I have really enjoyed building up my childminding business and as siblings came along I was keen to care for them as well so I now have two assistants who work alongside me. This means I have greater capacity to offer extra places and it also gives me added flexibility too. However, you do really need to do your maths carefully before employing an assistant. The increases in national minimum wage mean that for many childminders, taking on extra staff needs careful planning. Again, having a clear idea of the kind of business you want to build will help.

Making EYE funding work for you

Let’s be clear – 30 hours funded childcare offered flexibly across settings is fantastic news for parents. But it has been a challenge for providers with the rate of funding in many areas being significantly under their private rate, and also problems in administration. My advice to new childminders is to be really clear on how many places they want to offer, if at all. Some locally have decided to concentrate on younger age groups and not offer funded hours, but I have seen the huge value to children and their families in offering continuity of care so I have tried to be as flexible as I can, even though the local authority rate is less than my private rate. Use PACEY’s cost calculator to get an idea of what the cost of providing a place actually is and compare this to your local authority rate before deciding what to do.

Being really clear from the start in your dealings with parents will help – make sure that they know they have to register - and can’t claim back through you if they miss the deadline. Building a good relationship based on trust is really important – if you can set the groundrules for being open and direct early on this will avoid awkward conversations later. I don’t charge extra for meals, nappies and other sundries, but for some childminders this is important for them to be able to offer funded hours. For me, a good look at my finances helped me to realise that by asking parents to bring in packed lunches for their children during the school holidays saved me £4,000 a year – and it makes it really handy for our holiday schedules when we are often out and about!

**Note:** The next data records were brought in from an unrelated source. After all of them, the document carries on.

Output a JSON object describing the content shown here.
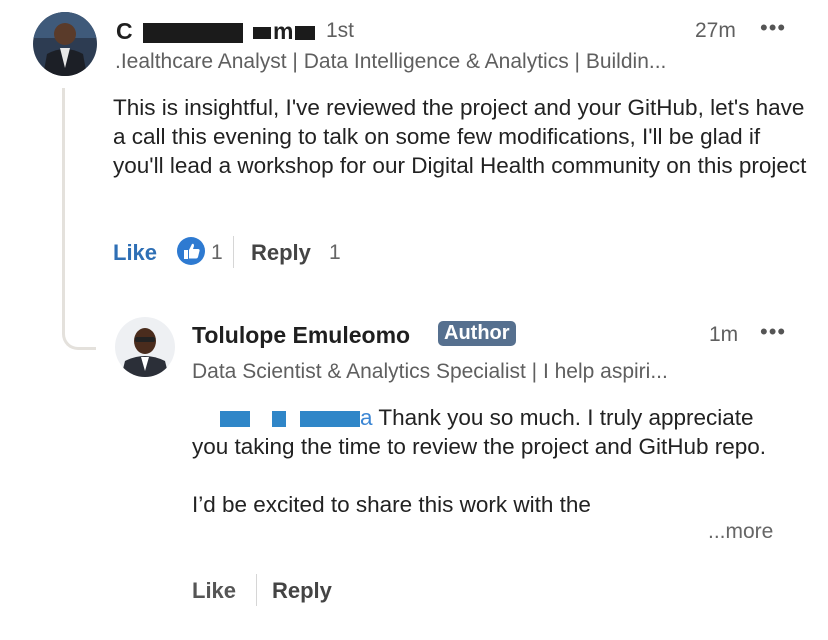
{
  "comment": {
    "author_name_visible": "C",
    "author_name_mid": "m",
    "degree": "1st",
    "time": "27m",
    "menu_icon": "more-dots-icon",
    "headline": ".Iealthcare Analyst | Data Intelligence & Analytics | Buildin...",
    "body": "This is insightful,  I've reviewed the project and your GitHub, let's have a call this evening to talk on some few modifications,  I'll be glad if you'll lead a workshop for our Digital Health community on this project",
    "like_label": "Like",
    "reaction_icon": "thumbs-up-icon",
    "reaction_count": "1",
    "reply_label": "Reply",
    "reply_count": "1"
  },
  "reply": {
    "author_name": "Tolulope Emuleomo",
    "badge": "Author",
    "time": "1m",
    "menu_icon": "more-dots-icon",
    "headline": "Data Scientist & Analytics Specialist | I help aspiri...",
    "mention_tail": "a",
    "body_line1": " Thank you so much. I truly appreciate you taking the time to review the project and GitHub repo.",
    "body_line2": "I’d be excited to share this work with the",
    "see_more": "...more",
    "like_label": "Like",
    "reply_label": "Reply"
  },
  "colors": {
    "link_blue": "#2e6fb5",
    "badge_bg": "#56708f",
    "thread_line": "#e4e1dc"
  }
}
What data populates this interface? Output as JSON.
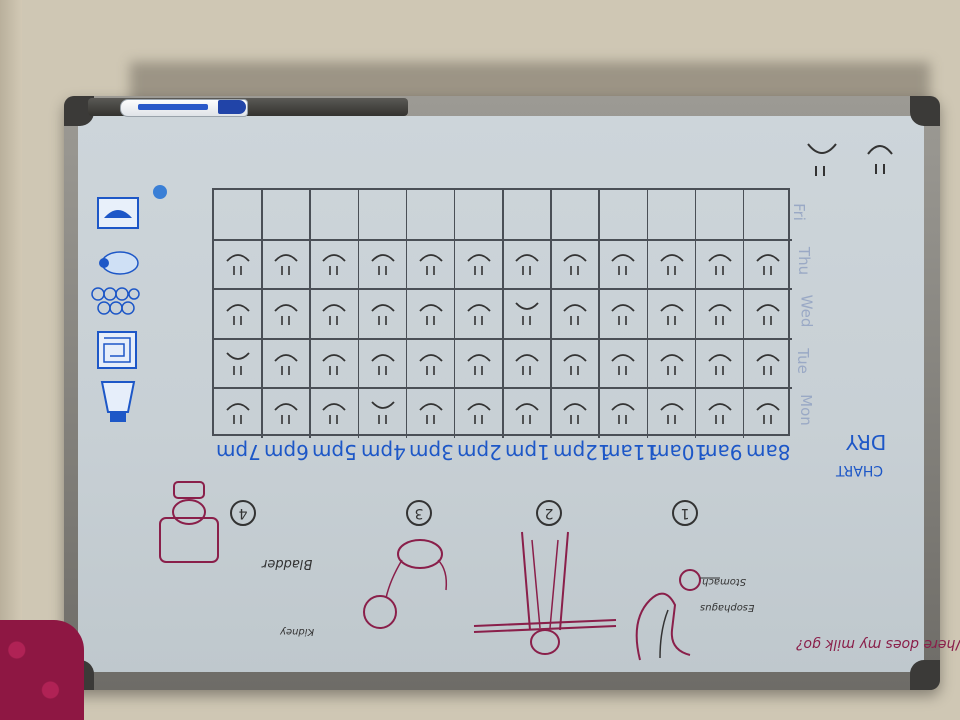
{
  "board": {
    "title_line1": "DRY",
    "title_line2": "CHART",
    "question": "Where does my milk go?",
    "legend_face_label": "=",
    "hours": [
      "8am",
      "9am",
      "10am",
      "11am",
      "12pm",
      "1pm",
      "2pm",
      "3pm",
      "4pm",
      "5pm",
      "6pm",
      "7pm"
    ],
    "days": [
      "Mon",
      "Tue",
      "Wed",
      "Thu",
      "Fri"
    ],
    "steps": [
      "1",
      "2",
      "3",
      "4"
    ],
    "labels": {
      "stomach": "Stomach",
      "esophagus": "Esophagus",
      "kidney": "Kidney",
      "bladder": "Bladder"
    },
    "rows_filled": [
      {
        "day": "Mon",
        "faces": [
          "smile",
          "smile",
          "smile",
          "smile",
          "smile",
          "smile",
          "smile",
          "smile",
          "frown",
          "smile",
          "smile",
          "smile"
        ]
      },
      {
        "day": "Tue",
        "faces": [
          "smile",
          "smile",
          "smile",
          "smile",
          "smile",
          "smile",
          "smile",
          "smile",
          "smile",
          "smile",
          "smile",
          "frown"
        ]
      },
      {
        "day": "Wed",
        "faces": [
          "smile",
          "smile",
          "smile",
          "smile",
          "smile",
          "frown",
          "smile",
          "smile",
          "smile",
          "smile",
          "smile",
          "smile"
        ]
      },
      {
        "day": "Thu",
        "faces": [
          "smile",
          "smile",
          "smile",
          "smile",
          "smile",
          "smile",
          "smile",
          "smile",
          "smile",
          "smile",
          "smile",
          "smile"
        ]
      },
      {
        "day": "Fri",
        "faces": []
      }
    ],
    "colors": {
      "blue_ink": "#1d57c7",
      "red_ink": "#8a1f4a",
      "black_ink": "#333333",
      "marker_blue": "#2144a8"
    }
  }
}
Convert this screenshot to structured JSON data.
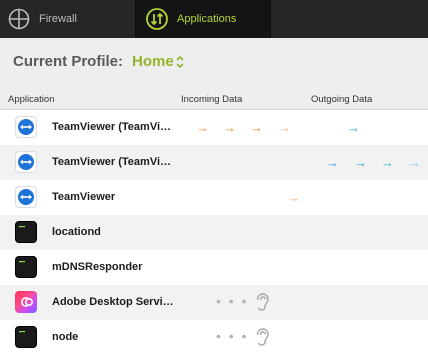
{
  "tabs": [
    {
      "label": "Firewall",
      "icon": "globe-icon",
      "active": false
    },
    {
      "label": "Applications",
      "icon": "traffic-arrows-icon",
      "active": true
    }
  ],
  "profile": {
    "label": "Current Profile:",
    "value": "Home"
  },
  "columns": {
    "application": "Application",
    "incoming": "Incoming Data",
    "outgoing": "Outgoing Data"
  },
  "rows": [
    {
      "name": "TeamViewer (TeamViewer)",
      "icon": "teamviewer-icon"
    },
    {
      "name": "TeamViewer (TeamViewer)",
      "icon": "teamviewer-icon"
    },
    {
      "name": "TeamViewer",
      "icon": "teamviewer-icon"
    },
    {
      "name": "locationd",
      "icon": "terminal-icon"
    },
    {
      "name": "mDNSResponder",
      "icon": "terminal-icon"
    },
    {
      "name": "Adobe Desktop Service",
      "icon": "creative-cloud-icon"
    },
    {
      "name": "node",
      "icon": "terminal-icon"
    }
  ],
  "colors": {
    "accent": "#b5d334",
    "profile_value": "#93b52a",
    "incoming_arrow": "#ee8c30",
    "outgoing_arrow": "#36a8dc"
  }
}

I have really enjoyed my career as a childminder – there is always more to learn and I feel that I have created a big happy family. Many of the children I have looked after stay in touch and that’s really rewarding. I am keen to keep up with my training and personal development in the early years and aim to do my PTLLS training course so that I can be a childminding trainer in the future.

Staying focused on what’s really important is the best way to ensure you build a thriving childminding business.

Liz’s top tips:

  • Check what paperwork you really need – it may be less than you think
  • Don’t get overloaded with policies – sending them to parents online and providing a written checklist for them to sign can help minimise paperwork
  • Decide your policy on funded hours – and stick to it. Be clear with parents what you offer and whether you charge for extras. Setting the ground rules for being open and direct early on will avoid awkward conversations later.
  • Be clear on your business model so you can build a business that works for you – and you alone.
  • Do seek out support from other childminders through groups or social media – ask if your local authority has a buddy system which can be really helpful.